- Titles, prefixes and suffixes of individual debtor names have created some filing, indexing and searching problems over the years. Titles, prefixes (e.g. “Ms.”) and suffixes or indications of status (e.g. “M.D.”) are not typically part of an individual debtor’s name. Suffixes used to distinguish between family members with identical names (e.g., “Jr.”) should be provided in the Suffix field. However, if the suffix appears on a driver’s license used as the source of an individual name, then the filer should consider also providing the name as a separate individual debtor with the suffix included in the surname field. Regardless of how it’s provided, the filing office will enter a name into the UCC information management system exactly as it appears.
Personal Property Registries outside the U.S. Based on Canada’s PPSA
A number of jurisdictions from around the world attended the conference and described their Personal Property Registries, most of which were based not on the U.S. Uniform Commercial Code, but rather the Personal Property Security Act (PPSA) in Canada:
- Liberia: Newly adopted (in place for less than a year), the Collateral Registry of Liberia is run by the Central Bank of Liberia. Prior to that, only real property was registered. Liberia launched an electronic system in 2014 which requires basic information pertaining to the filing (debtor and secured party names and addresses, collateral description and duration of the lien) and allows the document(s) to be uploaded. The hope is that the registry will make Liberia more business-friendly and allow more loan transactions. Liberia is working hard, using an advertising campaign and keeping costs very low, to get use of the registry generally adopted, but has been hampered by the Ebola outbreak. At the IACA conference, it was mentioned that Liberia currently has only 37 registered users and 61 registrations.
- Australia: Prior to its adoption of the PPSA in 2012, Australia had a maze of laws, registries and regulations pertaining to liens on real property. As of January 2015, everything has been fully migrated over, so a PPSA search is sufficient to determine all liens. There is still some redundant data on file due to the transition that they will be cleaning up this year. One unusual aspect of the way secured transactions are handled in Australia is that a secured party can go to court to ask that that a registration that is lapsed or terminated in error be reinstated. If they can prove that other parties will not be affected by this, the courts will take a pragmatic approach and allow it.

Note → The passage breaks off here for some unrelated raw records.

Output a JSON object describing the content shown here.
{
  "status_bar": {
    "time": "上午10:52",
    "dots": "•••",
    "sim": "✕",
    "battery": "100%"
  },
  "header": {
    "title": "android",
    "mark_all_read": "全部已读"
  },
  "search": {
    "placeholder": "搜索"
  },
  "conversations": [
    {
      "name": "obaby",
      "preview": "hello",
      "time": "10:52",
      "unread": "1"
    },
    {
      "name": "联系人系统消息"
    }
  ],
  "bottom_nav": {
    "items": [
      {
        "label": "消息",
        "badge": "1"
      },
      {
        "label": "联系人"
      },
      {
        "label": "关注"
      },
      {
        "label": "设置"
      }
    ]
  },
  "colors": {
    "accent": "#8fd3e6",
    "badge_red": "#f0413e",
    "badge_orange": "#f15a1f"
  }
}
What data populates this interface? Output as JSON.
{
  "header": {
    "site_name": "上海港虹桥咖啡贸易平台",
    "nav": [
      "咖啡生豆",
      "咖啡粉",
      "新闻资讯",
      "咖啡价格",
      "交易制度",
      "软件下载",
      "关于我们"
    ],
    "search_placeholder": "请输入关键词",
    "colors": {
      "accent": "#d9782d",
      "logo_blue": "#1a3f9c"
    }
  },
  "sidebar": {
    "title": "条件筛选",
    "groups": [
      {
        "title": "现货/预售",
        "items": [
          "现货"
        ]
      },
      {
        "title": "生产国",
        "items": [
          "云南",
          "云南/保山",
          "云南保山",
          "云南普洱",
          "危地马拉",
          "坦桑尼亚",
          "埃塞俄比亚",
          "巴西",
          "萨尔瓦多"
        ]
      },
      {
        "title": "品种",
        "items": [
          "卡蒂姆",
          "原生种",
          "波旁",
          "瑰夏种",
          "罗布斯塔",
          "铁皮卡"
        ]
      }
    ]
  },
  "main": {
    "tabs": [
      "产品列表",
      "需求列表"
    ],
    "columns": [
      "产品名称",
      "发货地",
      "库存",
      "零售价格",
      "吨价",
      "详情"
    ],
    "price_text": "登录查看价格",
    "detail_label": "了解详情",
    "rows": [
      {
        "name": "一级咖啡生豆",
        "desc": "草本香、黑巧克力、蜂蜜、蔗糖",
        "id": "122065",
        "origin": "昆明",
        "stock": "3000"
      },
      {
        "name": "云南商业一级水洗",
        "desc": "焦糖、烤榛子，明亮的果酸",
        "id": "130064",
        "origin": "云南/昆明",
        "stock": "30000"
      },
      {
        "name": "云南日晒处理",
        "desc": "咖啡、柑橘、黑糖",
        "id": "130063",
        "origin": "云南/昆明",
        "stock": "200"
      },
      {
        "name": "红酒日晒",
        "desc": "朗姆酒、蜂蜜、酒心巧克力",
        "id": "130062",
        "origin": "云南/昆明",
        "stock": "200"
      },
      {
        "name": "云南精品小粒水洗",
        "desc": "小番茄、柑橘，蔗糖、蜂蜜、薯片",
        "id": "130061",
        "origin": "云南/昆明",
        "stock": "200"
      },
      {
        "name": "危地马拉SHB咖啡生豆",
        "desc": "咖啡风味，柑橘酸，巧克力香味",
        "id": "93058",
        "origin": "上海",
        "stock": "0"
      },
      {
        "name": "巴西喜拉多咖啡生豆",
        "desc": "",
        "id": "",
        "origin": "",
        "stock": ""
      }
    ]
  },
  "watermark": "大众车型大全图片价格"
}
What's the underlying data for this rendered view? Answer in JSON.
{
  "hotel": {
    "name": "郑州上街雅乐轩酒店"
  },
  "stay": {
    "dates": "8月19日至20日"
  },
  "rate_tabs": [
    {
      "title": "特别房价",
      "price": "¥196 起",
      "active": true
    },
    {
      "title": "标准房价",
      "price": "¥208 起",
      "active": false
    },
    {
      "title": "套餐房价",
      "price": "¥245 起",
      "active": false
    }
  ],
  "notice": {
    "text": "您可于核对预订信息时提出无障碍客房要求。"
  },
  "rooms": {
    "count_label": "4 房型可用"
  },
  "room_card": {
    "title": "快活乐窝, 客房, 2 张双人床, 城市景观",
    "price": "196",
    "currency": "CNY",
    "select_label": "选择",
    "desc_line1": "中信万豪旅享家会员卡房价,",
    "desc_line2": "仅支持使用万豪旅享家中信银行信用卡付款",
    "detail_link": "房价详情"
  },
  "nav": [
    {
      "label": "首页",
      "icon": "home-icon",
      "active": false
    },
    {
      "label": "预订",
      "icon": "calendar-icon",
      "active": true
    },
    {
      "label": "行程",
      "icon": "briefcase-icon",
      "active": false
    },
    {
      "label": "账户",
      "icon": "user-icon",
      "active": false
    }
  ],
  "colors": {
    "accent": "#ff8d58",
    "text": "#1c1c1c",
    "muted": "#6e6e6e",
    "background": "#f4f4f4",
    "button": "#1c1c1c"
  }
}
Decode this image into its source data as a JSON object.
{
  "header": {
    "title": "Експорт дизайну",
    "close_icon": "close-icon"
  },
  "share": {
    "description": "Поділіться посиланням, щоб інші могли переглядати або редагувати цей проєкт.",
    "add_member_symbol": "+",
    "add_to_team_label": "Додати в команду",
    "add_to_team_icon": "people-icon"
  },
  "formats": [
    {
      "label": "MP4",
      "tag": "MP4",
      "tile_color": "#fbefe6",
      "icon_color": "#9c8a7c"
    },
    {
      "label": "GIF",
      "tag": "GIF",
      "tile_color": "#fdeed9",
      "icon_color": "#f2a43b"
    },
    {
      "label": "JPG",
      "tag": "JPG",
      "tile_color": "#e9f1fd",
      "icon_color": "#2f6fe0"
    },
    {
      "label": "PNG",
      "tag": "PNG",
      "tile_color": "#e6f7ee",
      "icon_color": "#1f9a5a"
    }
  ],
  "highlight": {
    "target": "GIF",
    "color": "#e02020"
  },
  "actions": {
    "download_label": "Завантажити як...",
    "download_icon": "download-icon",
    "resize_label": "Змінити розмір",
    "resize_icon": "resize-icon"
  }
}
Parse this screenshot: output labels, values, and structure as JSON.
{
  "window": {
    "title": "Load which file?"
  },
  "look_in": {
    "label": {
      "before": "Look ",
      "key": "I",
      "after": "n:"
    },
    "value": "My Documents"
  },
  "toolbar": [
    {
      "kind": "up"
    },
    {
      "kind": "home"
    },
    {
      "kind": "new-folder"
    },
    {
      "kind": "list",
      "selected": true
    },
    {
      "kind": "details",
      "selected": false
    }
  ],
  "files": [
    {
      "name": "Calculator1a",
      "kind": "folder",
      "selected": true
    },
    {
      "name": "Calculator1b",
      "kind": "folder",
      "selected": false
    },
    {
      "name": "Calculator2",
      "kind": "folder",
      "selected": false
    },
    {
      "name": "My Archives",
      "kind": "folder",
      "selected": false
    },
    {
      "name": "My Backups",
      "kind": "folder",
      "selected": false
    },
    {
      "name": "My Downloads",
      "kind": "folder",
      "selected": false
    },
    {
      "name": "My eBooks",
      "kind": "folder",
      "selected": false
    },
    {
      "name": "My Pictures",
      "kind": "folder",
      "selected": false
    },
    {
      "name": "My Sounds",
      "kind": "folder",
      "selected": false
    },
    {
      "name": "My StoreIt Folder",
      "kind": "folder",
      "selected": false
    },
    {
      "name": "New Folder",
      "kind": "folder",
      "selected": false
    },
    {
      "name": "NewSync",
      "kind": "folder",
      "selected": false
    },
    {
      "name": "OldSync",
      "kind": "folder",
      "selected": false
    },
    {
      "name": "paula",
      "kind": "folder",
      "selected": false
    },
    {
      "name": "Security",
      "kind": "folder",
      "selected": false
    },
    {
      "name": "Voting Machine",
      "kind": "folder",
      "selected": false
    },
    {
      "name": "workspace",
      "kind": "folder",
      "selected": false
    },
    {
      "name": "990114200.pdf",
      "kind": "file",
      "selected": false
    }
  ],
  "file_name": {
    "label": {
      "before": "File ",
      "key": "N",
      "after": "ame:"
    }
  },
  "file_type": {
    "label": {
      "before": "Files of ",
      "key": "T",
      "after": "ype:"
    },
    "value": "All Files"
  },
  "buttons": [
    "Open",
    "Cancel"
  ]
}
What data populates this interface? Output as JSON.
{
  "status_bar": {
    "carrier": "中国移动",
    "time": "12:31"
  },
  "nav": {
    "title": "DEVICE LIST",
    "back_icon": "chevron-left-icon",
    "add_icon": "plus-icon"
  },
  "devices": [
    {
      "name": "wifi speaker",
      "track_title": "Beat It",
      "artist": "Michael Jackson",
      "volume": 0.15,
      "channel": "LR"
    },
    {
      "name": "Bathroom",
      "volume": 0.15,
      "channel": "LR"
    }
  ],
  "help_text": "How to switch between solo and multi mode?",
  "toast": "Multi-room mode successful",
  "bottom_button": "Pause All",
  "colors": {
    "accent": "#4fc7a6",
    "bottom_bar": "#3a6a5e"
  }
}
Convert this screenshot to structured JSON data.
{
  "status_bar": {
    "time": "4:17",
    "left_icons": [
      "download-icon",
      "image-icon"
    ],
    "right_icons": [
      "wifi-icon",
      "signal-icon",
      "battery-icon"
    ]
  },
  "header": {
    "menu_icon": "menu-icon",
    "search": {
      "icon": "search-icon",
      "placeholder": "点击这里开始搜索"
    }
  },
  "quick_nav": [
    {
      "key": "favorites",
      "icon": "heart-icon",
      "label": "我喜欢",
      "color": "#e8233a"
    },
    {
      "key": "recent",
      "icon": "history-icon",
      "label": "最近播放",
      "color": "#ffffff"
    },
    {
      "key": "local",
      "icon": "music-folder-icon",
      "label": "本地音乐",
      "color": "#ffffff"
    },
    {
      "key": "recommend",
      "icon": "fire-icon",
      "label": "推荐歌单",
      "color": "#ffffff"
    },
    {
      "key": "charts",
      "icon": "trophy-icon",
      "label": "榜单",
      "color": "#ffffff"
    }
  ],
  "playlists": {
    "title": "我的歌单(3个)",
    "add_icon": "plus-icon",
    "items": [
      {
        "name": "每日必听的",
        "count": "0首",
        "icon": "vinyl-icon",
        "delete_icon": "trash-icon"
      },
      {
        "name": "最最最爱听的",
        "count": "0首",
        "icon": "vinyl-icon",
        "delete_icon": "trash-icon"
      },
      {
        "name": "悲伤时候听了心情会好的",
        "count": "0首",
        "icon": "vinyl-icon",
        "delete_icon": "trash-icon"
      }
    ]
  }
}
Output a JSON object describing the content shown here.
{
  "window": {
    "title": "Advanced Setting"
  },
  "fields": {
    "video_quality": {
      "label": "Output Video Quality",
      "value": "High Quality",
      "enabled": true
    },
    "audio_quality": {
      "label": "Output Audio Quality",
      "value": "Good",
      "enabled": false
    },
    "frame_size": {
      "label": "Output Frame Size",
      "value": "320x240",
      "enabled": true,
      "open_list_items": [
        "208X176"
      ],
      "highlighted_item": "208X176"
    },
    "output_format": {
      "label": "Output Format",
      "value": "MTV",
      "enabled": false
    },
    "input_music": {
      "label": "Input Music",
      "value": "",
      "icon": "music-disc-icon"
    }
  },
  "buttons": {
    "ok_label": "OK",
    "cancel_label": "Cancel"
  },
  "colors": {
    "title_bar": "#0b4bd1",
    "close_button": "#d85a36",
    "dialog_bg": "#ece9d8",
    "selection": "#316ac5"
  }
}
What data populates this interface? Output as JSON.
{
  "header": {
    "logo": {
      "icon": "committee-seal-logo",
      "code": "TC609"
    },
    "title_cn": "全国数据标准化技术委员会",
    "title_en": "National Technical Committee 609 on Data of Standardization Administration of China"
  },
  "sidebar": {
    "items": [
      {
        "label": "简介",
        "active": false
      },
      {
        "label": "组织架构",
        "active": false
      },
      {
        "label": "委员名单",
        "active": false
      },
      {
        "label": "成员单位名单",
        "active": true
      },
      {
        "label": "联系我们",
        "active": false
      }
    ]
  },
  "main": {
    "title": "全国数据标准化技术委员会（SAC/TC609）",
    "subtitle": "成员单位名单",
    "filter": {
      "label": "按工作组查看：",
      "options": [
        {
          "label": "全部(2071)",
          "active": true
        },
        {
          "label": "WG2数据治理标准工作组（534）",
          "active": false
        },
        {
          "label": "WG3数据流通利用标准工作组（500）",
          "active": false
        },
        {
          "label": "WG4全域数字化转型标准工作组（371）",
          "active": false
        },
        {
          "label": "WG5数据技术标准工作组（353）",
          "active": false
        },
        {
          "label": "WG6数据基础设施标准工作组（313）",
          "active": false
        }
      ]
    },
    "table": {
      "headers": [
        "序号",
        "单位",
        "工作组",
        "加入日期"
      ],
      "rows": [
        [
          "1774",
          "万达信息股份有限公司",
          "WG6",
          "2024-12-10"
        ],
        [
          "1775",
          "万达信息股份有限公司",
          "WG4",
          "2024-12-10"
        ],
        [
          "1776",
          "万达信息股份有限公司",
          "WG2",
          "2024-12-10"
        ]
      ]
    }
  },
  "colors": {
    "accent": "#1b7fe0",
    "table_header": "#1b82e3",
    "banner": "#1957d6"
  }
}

- Nova Scotia has had PPSA laws in place since 1997. A unified electronic recording and searching system (ACOL) is in place that is shared with the other Atlantic provinces. This allows smaller provinces to share the costs and provides much more robust systems than could otherwise be provided. Nunavut and the Northwest Territories have become a part of this system and Yukon may be joining in 2016. A 24-hour system was originally envisioned, but could not be implemented due to the time difference between the Eastern provinces and the Western Territories. So they close for 4 hours each day.
- Jersey developed a Securities Interest Law of 2012. The previous system was based only on tangible assets, which are generally not a big part of the assets for Jersey companies. The law is based on the New Zealand PPSA law. (For more information, visit the website of Jersey’s Financial Services Commission.)
At the conference, it was mentioned that the United Kingdom is also considering moving to a PPSA-type of system.
As you can see, filing officers from the U.S. and around the world have been working hard to improve their secured transactions filing systems!
This article is provided for informational purposes only and should not be considered, or relied upon, as legal advice.